Marilyn Monroe wasn’t the first women to use her beauty as a weapon to entice males to the point of complete dominance. German actress Marlene Dietrich also seduces an older man in her film The Blue Angel (among other films) directed by Josef von Sternberg. In the film, a strict and authoritarian like teacher meets a seductive dancer by the name of Lola and doesn’t look back. He quits his job teaching and eventually becomes a circus clown for Lola’s cabaret. Like Marilyn Monroe’s characters, Lola has the ability to make any man satisfy her desires. I can only assume that Lola was an influence on Marilyn Monroe’s characters and her film career.

Marilyn Monroe’s character in Gentlemen Prefer Blondes also knows what she wants. She uses her sex appeal and suggestive nature to obtain what she wants from a rich man. Monroe’s character is engaged to a not so handsome guy. One can only assume she is in it for the money and in the end she marries the suitor. The man’s father disapproves of Marilyn Monroe and he believes that she just wants to get married for money. Monroe’s character states to her suitors father, "I don't want to marry your son for his money, I want to marry him for your money." I found this hard to believe and just as more evidence of Monroe’s cunning sexual persona.

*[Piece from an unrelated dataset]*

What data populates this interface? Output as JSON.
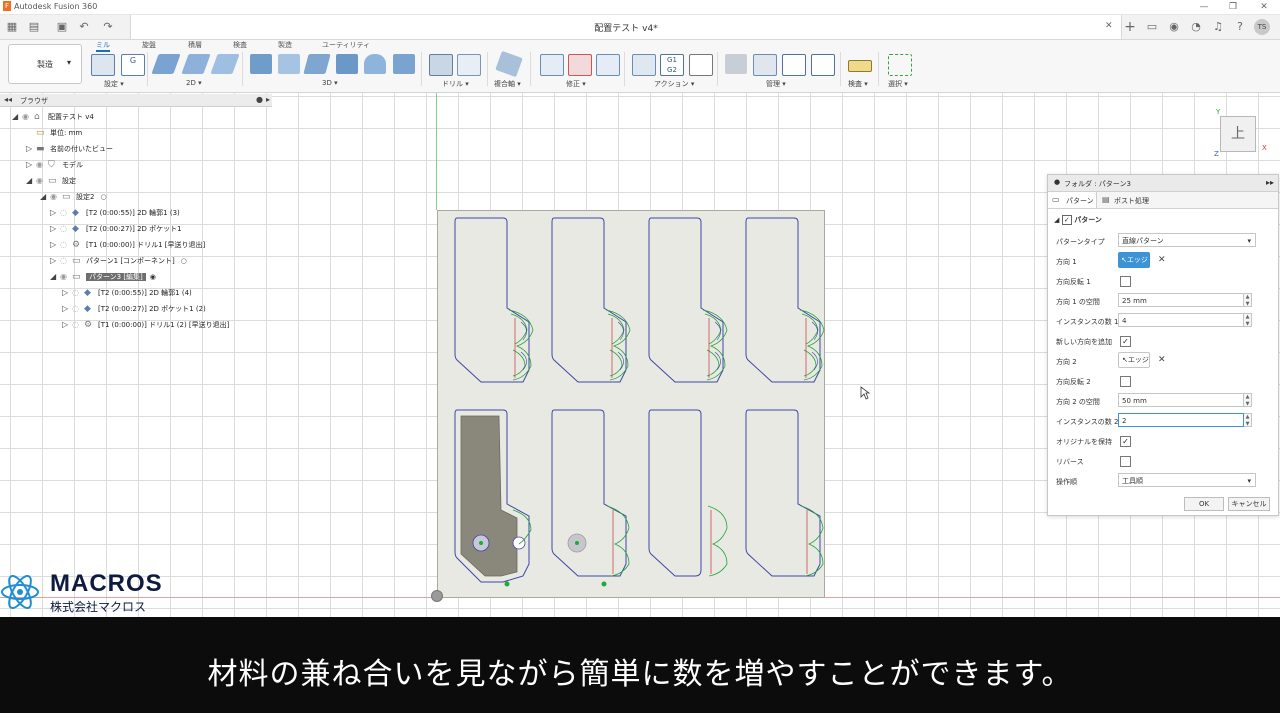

I believe Marilyn Monroe’s characters to be ironic examples of women’s empowerment. Her characters seem to have an objective (whether conscious or subconscious) and carry them out to her benefit. Many viewers just assume that Monroe just plays the role of a dumb blonde, but she is also the one that always comes out on top. The male protagonist in The Seven Year Itch states, “Everything happens for a reason.” Going on that statement, it can be rest assured that Monroe knows how to get what she wants. I wouldn’t necessarily call Marilyn Monroe’s characters feminists, but they do not accept the role of the dominated female (she is the dominator).

The female stars of previous Fox studio films were somewhat different from the roles that Marilyn Monroe played. The film In Old Chicago features the aggressive female played by Alice Faye. She supports herself and is the master of her own destiny. Only a criminally minded Irish American can tame her and turn her into a loving lady. Marilyn Monroe, on the other hand, gives the impression that she is a sweet and innocent girl. In the end, Monroe’s characters always end up dominating the males.


The character of Laura (played by Gene Tierney) in the film Laura (directed by Otto Preminger) is sort of a ghost of intrigue. Thought to be dead at first, Laura reappears and has three men fall in love with her. Three men try to obtain Laura due to their love and infatuation with her. Her alluring power is almost as strong as Marilyn Monroe‘s, but Laura doesn’t need to be sexually suggestive in her way. One of the men even falls in love with Laura while thinking that she’s dead. Laura’s powers are almost supernatural.

There is no doubt that there is more that meets the eye in regards to the character played by Marilyn Monroe. Her success just didn’t appear from her good looks. Monroe’s characters obtained what they wanted anytime they wanted. Marilyn Monroe was an unconventional symbol of female empowerment and success.


-Ty E

1 comment:

jervaise brooke hamster said...

Marilyn Monroe (and all others of her ilk) was only popular because hard-core pornography was not freely available at that time. Sorry if i sound cynical, i`m just being truthful again.